I am a 21-year-old social entrepreneur and CEO of Ragsul Trading. I started selling pure water sachets on the streets of Freetown when I left secondary school. I started realizing I create a new venture to make paper bags after seeing all the plastic waste from water factories. I started with a capital of 200,000 Leones ($20). Then, I moved on to producing coconut charcoal briquette, vegetable farming, and poultry. But I lost money on vegetable farming, so I shut that down. Later in 2019, I started poultry farming with over 1,000 layers, and as of today, I have 3,000 layers.
Before the COVID-19 pandemic, business was good for the poultry farm. Our primary customers are hotels and restaurants. There were tourists at the hotels, so the demand for eggs was high. The two other businesses were also doing well; the flow of income was significant. When the coronavirus pandemic hit, Sierra Leonean businesses suffered. I was in the U.S; there were travel restrictions. I couldn’t get back to Sierra Leone to manage the business and maintain potential customers.
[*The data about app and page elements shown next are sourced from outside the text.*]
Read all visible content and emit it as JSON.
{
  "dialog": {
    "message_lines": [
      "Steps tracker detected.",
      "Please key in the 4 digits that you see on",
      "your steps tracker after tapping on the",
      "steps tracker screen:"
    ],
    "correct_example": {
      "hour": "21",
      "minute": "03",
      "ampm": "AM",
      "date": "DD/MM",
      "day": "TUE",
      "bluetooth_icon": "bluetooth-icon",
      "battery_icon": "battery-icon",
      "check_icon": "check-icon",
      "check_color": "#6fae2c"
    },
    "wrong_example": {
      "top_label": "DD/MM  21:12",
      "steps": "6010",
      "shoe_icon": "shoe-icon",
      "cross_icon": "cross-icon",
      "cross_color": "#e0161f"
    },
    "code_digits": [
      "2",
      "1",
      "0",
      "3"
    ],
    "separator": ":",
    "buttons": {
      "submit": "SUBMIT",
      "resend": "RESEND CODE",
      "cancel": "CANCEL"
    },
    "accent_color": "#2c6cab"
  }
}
I have already shut down operations for the paper bag production and the coconut charcoal briquette, which won me the $15,000 2018 Anzisha Prize.
Presently the poultry farm, which is the worst affected in the business, is at risk. I have not even reached my projected net revenue for the year. We projected to make $30,000, but I haven’t even made more than $10,000. I am spending a lot right now to keep operations running. The cost of materials is expensive, and the selling price is stagnant. Before, I bought a corn bag for 250,000 Leones, and now it costs around = 350,000 Leones. I believe that things will come back to normal soon to implement most of my plans.
Follow the Essential Stories Instagram page https://bit.ly/3l1O1QW